### How to complete this task
Look through the lines below; wherever the word "ControlWave" appears, copy that line.
===============
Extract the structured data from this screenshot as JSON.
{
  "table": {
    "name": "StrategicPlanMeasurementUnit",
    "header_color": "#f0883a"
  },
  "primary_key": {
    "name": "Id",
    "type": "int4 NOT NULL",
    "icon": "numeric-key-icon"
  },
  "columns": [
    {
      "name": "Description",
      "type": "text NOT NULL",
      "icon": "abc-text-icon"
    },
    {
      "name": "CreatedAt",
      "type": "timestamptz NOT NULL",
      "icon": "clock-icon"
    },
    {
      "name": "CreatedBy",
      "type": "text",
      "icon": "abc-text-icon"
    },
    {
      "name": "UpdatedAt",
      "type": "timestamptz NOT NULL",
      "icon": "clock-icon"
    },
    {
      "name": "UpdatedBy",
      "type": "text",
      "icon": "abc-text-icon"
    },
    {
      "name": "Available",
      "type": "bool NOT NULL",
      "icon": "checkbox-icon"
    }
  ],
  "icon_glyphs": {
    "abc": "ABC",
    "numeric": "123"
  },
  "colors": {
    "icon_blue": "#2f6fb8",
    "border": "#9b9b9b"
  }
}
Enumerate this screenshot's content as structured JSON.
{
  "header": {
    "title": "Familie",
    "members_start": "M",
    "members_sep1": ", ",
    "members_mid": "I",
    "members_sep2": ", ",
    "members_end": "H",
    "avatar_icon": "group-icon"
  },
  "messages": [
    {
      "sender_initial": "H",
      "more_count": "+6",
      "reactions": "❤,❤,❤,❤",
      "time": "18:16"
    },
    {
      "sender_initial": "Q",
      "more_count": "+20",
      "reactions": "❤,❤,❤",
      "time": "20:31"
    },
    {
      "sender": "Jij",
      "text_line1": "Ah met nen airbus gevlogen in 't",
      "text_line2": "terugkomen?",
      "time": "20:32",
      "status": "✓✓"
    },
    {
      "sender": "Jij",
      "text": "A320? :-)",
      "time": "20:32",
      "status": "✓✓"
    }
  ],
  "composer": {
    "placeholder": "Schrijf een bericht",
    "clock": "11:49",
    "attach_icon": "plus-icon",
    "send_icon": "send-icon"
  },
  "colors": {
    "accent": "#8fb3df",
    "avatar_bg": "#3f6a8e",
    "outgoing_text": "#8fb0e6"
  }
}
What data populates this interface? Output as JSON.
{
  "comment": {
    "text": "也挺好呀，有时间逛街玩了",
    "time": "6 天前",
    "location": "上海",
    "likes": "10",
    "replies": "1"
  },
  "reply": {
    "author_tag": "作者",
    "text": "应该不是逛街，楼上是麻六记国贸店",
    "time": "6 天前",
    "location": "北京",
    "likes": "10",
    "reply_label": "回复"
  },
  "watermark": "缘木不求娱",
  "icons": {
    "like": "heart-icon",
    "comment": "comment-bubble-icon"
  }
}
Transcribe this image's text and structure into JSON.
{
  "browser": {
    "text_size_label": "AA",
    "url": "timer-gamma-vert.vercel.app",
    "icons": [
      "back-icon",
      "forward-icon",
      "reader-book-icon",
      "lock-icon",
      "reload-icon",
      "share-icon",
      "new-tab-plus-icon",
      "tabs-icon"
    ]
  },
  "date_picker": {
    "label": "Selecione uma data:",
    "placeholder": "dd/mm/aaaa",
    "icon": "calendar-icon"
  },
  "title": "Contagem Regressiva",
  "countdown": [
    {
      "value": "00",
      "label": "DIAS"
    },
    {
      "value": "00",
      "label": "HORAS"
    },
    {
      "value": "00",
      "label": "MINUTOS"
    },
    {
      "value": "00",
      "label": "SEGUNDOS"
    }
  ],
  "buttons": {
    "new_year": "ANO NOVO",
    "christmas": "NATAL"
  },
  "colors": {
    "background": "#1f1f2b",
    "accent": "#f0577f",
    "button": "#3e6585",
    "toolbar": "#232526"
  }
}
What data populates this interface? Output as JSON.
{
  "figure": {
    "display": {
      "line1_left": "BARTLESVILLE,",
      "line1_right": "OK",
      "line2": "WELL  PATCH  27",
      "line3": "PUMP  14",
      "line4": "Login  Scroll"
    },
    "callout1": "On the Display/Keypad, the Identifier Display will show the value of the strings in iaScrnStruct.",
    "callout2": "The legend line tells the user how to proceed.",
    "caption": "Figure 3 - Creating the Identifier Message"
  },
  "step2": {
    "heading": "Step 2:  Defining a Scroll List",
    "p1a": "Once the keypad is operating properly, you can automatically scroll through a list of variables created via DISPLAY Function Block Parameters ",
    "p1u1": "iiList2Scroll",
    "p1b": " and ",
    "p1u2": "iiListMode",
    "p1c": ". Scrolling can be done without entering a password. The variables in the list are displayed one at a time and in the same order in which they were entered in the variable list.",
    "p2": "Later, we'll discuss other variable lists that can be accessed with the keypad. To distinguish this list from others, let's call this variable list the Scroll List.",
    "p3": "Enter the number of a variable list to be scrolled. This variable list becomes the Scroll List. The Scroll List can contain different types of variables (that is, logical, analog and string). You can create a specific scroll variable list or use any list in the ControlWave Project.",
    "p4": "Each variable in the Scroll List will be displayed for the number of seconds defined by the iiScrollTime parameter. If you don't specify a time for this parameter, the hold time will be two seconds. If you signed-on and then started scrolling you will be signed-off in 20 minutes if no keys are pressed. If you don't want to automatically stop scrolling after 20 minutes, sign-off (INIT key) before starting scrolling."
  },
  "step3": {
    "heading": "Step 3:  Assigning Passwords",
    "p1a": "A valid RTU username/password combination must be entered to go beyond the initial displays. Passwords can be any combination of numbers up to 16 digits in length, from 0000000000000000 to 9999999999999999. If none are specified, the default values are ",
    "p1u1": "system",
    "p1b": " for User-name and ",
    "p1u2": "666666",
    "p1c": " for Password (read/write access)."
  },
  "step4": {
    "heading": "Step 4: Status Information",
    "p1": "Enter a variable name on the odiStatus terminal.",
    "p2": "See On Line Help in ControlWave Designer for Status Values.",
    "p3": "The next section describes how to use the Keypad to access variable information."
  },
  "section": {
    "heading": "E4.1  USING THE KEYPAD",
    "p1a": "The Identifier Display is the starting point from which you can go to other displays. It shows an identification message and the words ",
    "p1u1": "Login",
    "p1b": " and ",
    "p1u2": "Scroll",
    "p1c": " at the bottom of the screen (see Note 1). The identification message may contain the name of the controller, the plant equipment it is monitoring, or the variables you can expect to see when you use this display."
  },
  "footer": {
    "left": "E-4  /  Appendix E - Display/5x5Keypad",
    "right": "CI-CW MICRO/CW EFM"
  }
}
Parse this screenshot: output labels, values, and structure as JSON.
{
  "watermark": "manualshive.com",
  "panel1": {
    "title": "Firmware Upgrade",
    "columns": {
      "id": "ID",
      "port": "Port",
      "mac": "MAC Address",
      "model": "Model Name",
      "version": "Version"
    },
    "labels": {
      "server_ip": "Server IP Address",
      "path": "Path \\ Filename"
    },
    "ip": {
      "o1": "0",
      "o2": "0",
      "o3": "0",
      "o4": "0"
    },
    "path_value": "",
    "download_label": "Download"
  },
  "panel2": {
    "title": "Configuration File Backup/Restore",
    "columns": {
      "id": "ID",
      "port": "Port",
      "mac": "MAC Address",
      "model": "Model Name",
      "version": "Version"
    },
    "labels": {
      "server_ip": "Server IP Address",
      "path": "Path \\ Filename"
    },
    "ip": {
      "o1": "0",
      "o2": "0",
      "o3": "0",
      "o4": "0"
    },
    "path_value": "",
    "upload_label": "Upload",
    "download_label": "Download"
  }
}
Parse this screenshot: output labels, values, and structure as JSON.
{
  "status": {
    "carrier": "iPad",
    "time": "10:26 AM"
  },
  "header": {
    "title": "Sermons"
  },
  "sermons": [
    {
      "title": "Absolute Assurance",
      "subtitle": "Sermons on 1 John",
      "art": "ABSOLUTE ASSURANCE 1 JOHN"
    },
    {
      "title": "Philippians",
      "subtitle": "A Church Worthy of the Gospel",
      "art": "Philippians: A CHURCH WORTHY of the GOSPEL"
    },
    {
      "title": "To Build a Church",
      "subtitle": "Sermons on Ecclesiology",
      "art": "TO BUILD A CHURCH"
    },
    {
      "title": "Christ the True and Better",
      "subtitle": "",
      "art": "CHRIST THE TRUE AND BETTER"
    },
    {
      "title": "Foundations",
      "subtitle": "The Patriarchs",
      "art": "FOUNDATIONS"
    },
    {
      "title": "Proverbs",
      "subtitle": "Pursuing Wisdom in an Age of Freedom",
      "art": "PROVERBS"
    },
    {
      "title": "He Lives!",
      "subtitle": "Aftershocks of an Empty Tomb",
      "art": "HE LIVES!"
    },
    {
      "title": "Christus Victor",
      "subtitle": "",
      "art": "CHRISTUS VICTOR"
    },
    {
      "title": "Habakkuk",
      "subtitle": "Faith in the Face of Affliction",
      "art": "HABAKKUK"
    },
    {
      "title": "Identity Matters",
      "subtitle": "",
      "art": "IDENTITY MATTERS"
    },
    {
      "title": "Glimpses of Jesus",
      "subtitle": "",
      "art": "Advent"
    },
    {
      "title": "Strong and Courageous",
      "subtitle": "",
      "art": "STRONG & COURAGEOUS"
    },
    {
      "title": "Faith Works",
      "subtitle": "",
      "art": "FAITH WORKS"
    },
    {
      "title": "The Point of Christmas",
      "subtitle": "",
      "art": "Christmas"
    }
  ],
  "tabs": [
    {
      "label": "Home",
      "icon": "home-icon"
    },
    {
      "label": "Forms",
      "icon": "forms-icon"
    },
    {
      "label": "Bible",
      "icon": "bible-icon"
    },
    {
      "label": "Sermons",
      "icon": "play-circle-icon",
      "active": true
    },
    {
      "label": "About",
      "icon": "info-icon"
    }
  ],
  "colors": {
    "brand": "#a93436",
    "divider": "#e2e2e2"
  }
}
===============
### Answer to the problem
    "p3": "Enter the number of a variable list to be scrolled. This variable list becomes the Scroll List. The Scroll List can contain different types of variables (that is, logical, analog and string). You can create a specific scroll variable list or use any list in the ControlWave Project.",
    "p2": "See On Line Help in ControlWave Designer for Status Values.",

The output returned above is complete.